> _What to produce_
Within the records below, filter for lines carrying the word "shown" and copy them.

───── Listed records ─────

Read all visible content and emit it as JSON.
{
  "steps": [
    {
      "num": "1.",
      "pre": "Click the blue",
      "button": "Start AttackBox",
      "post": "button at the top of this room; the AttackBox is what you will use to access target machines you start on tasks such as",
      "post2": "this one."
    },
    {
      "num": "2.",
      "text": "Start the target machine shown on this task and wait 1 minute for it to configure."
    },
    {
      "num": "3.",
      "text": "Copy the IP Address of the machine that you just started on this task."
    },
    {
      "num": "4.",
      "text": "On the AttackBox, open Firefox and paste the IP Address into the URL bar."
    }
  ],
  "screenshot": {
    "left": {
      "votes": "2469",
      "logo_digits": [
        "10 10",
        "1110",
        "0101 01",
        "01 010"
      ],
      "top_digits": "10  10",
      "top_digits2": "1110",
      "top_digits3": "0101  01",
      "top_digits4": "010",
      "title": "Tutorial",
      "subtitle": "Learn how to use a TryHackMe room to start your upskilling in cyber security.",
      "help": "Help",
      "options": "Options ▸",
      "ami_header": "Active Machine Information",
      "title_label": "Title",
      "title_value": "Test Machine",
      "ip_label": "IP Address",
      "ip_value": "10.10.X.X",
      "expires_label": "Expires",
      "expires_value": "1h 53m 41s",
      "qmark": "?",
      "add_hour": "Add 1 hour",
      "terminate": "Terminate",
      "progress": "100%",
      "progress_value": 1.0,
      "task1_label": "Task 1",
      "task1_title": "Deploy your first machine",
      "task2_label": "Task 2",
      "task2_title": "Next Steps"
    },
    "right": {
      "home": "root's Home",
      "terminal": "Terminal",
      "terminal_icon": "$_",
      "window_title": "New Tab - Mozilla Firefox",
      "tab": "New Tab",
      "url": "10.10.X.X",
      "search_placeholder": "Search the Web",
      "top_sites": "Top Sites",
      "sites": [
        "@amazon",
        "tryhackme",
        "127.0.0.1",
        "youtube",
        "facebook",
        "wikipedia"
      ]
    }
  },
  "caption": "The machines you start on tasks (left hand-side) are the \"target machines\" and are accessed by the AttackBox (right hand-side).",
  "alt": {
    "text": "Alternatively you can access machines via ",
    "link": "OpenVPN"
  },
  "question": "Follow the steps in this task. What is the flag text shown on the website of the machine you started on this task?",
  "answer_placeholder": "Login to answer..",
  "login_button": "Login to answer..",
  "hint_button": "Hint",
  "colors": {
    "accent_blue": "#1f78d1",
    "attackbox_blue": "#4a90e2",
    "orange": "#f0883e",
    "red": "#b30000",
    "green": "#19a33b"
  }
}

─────

> _Task output_
      "text": "Start the target machine shown on this task and wait 1 minute for it to configure."
  "question": "Follow the steps in this task. What is the flag text shown on the website of the machine you started on this task?",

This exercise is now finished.